[[ Source data, beginning ]]
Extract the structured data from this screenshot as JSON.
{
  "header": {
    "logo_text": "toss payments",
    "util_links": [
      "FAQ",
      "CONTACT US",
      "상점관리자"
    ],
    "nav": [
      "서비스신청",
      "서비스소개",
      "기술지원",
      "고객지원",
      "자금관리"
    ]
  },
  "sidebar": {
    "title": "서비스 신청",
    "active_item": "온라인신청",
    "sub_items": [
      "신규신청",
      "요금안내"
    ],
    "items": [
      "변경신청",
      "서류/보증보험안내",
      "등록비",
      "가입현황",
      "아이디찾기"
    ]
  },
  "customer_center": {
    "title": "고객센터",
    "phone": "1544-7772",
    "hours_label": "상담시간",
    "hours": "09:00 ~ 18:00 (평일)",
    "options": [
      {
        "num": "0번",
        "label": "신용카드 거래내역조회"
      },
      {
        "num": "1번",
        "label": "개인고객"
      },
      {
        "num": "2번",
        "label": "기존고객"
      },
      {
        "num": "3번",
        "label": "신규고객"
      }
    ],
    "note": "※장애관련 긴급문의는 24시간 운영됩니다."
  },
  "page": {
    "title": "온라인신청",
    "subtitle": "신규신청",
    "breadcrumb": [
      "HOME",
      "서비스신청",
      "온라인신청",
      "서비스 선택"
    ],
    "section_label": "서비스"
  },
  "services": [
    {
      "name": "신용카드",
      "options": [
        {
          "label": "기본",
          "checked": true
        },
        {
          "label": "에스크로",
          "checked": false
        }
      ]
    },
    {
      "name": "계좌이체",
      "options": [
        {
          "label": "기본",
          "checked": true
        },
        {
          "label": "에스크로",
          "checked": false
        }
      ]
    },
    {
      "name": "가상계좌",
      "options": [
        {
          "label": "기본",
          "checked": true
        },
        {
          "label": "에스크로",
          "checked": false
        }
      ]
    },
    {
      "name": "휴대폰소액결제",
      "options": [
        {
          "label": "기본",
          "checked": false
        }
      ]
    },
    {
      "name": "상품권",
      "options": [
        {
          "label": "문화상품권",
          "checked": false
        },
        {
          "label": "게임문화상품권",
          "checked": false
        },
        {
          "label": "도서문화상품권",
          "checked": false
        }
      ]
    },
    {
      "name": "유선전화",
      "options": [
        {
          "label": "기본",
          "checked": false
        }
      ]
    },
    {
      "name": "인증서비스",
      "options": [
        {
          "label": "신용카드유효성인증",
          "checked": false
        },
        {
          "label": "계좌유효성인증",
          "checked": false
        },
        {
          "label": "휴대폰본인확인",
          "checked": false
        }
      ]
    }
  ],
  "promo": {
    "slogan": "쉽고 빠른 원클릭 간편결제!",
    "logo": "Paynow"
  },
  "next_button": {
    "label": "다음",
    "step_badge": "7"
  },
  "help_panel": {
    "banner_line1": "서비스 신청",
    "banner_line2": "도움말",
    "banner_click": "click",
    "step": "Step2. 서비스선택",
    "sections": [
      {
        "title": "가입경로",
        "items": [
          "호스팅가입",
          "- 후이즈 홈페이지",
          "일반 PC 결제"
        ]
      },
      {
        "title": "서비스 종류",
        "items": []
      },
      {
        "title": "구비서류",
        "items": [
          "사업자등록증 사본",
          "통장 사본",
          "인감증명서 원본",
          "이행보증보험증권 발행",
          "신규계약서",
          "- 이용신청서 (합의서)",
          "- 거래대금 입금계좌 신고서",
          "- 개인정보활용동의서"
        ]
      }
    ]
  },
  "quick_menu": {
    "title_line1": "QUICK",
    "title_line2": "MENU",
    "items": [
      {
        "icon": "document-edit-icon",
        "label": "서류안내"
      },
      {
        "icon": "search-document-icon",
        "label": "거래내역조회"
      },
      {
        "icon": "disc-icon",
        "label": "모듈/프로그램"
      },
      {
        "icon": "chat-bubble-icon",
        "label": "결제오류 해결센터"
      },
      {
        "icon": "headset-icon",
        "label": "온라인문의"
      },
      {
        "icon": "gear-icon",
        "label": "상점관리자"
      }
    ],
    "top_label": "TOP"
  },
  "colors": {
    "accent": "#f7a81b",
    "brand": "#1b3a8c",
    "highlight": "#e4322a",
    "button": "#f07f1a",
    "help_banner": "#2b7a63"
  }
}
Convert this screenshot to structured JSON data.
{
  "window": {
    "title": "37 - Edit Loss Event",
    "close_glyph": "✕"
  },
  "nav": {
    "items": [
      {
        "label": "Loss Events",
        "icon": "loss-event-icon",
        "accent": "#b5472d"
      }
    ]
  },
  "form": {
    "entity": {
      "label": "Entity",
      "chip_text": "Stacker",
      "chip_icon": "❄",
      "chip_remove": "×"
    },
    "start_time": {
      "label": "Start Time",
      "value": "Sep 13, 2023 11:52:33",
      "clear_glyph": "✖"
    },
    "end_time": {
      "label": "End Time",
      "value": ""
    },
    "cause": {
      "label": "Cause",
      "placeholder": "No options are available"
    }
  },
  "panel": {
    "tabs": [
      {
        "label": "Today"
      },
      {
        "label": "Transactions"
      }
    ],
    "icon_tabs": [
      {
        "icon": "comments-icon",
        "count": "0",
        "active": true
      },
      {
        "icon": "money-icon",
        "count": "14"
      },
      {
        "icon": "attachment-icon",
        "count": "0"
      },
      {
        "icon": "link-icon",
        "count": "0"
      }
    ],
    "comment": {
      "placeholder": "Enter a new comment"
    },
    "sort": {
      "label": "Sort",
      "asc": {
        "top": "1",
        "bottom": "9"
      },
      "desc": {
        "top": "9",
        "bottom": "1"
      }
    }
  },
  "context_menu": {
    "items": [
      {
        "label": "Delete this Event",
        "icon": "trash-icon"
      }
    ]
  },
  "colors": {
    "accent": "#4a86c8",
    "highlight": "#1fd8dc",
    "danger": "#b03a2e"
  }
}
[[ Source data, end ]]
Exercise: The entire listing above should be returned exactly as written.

Output for this task:
Extract the structured data from this screenshot as JSON.
{
  "header": {
    "logo_text": "toss payments",
    "util_links": [
      "FAQ",
      "CONTACT US",
      "상점관리자"
    ],
    "nav": [
      "서비스신청",
      "서비스소개",
      "기술지원",
      "고객지원",
      "자금관리"
    ]
  },
  "sidebar": {
    "title": "서비스 신청",
    "active_item": "온라인신청",
    "sub_items": [
      "신규신청",
      "요금안내"
    ],
    "items": [
      "변경신청",
      "서류/보증보험안내",
      "등록비",
      "가입현황",
      "아이디찾기"
    ]
  },
  "customer_center": {
    "title": "고객센터",
    "phone": "1544-7772",
    "hours_label": "상담시간",
    "hours": "09:00 ~ 18:00 (평일)",
    "options": [
      {
        "num": "0번",
        "label": "신용카드 거래내역조회"
      },
      {
        "num": "1번",
        "label": "개인고객"
      },
      {
        "num": "2번",
        "label": "기존고객"
      },
      {
        "num": "3번",
        "label": "신규고객"
      }
    ],
    "note": "※장애관련 긴급문의는 24시간 운영됩니다."
  },
  "page": {
    "title": "온라인신청",
    "subtitle": "신규신청",
    "breadcrumb": [
      "HOME",
      "서비스신청",
      "온라인신청",
      "서비스 선택"
    ],
    "section_label": "서비스"
  },
  "services": [
    {
      "name": "신용카드",
      "options": [
        {
          "label": "기본",
          "checked": true
        },
        {
          "label": "에스크로",
          "checked": false
        }
      ]
    },
    {
      "name": "계좌이체",
      "options": [
        {
          "label": "기본",
          "checked": true
        },
        {
          "label": "에스크로",
          "checked": false
        }
      ]
    },
    {
      "name": "가상계좌",
      "options": [
        {
          "label": "기본",
          "checked": true
        },
        {
          "label": "에스크로",
          "checked": false
        }
      ]
    },
    {
      "name": "휴대폰소액결제",
      "options": [
        {
          "label": "기본",
          "checked": false
        }
      ]
    },
    {
      "name": "상품권",
      "options": [
        {
          "label": "문화상품권",
          "checked": false
        },
        {
          "label": "게임문화상품권",
          "checked": false
        },
        {
          "label": "도서문화상품권",
          "checked": false
        }
      ]
    },
    {
      "name": "유선전화",
      "options": [
        {
          "label": "기본",
          "checked": false
        }
      ]
    },
    {
      "name": "인증서비스",
      "options": [
        {
          "label": "신용카드유효성인증",
          "checked": false
        },
        {
          "label": "계좌유효성인증",
          "checked": false
        },
        {
          "label": "휴대폰본인확인",
          "checked": false
        }
      ]
    }
  ],
  "promo": {
    "slogan": "쉽고 빠른 원클릭 간편결제!",
    "logo": "Paynow"
  },
  "next_button": {
    "label": "다음",
    "step_badge": "7"
  },
  "help_panel": {
    "banner_line1": "서비스 신청",
    "banner_line2": "도움말",
    "banner_click": "click",
    "step": "Step2. 서비스선택",
    "sections": [
      {
        "title": "가입경로",
        "items": [
          "호스팅가입",
          "- 후이즈 홈페이지",
          "일반 PC 결제"
        ]
      },
      {
        "title": "서비스 종류",
        "items": []
      },
      {
        "title": "구비서류",
        "items": [
          "사업자등록증 사본",
          "통장 사본",
          "인감증명서 원본",
          "이행보증보험증권 발행",
          "신규계약서",
          "- 이용신청서 (합의서)",
          "- 거래대금 입금계좌 신고서",
          "- 개인정보활용동의서"
        ]
      }
    ]
  },
  "quick_menu": {
    "title_line1": "QUICK",
    "title_line2": "MENU",
    "items": [
      {
        "icon": "document-edit-icon",
        "label": "서류안내"
      },
      {
        "icon": "search-document-icon",
        "label": "거래내역조회"
      },
      {
        "icon": "disc-icon",
        "label": "모듈/프로그램"
      },
      {
        "icon": "chat-bubble-icon",
        "label": "결제오류 해결센터"
      },
      {
        "icon": "headset-icon",
        "label": "온라인문의"
      },
      {
        "icon": "gear-icon",
        "label": "상점관리자"
      }
    ],
    "top_label": "TOP"
  },
  "colors": {
    "accent": "#f7a81b",
    "brand": "#1b3a8c",
    "highlight": "#e4322a",
    "button": "#f07f1a",
    "help_banner": "#2b7a63"
  }
}
Convert this screenshot to structured JSON data.
{
  "window": {
    "title": "37 - Edit Loss Event",
    "close_glyph": "✕"
  },
  "nav": {
    "items": [
      {
        "label": "Loss Events",
        "icon": "loss-event-icon",
        "accent": "#b5472d"
      }
    ]
  },
  "form": {
    "entity": {
      "label": "Entity",
      "chip_text": "Stacker",
      "chip_icon": "❄",
      "chip_remove": "×"
    },
    "start_time": {
      "label": "Start Time",
      "value": "Sep 13, 2023 11:52:33",
      "clear_glyph": "✖"
    },
    "end_time": {
      "label": "End Time",
      "value": ""
    },
    "cause": {
      "label": "Cause",
      "placeholder": "No options are available"
    }
  },
  "panel": {
    "tabs": [
      {
        "label": "Today"
      },
      {
        "label": "Transactions"
      }
    ],
    "icon_tabs": [
      {
        "icon": "comments-icon",
        "count": "0",
        "active": true
      },
      {
        "icon": "money-icon",
        "count": "14"
      },
      {
        "icon": "attachment-icon",
        "count": "0"
      },
      {
        "icon": "link-icon",
        "count": "0"
      }
    ],
    "comment": {
      "placeholder": "Enter a new comment"
    },
    "sort": {
      "label": "Sort",
      "asc": {
        "top": "1",
        "bottom": "9"
      },
      "desc": {
        "top": "9",
        "bottom": "1"
      }
    }
  },
  "context_menu": {
    "items": [
      {
        "label": "Delete this Event",
        "icon": "trash-icon"
      }
    ]
  },
  "colors": {
    "accent": "#4a86c8",
    "highlight": "#1fd8dc",
    "danger": "#b03a2e"
  }
}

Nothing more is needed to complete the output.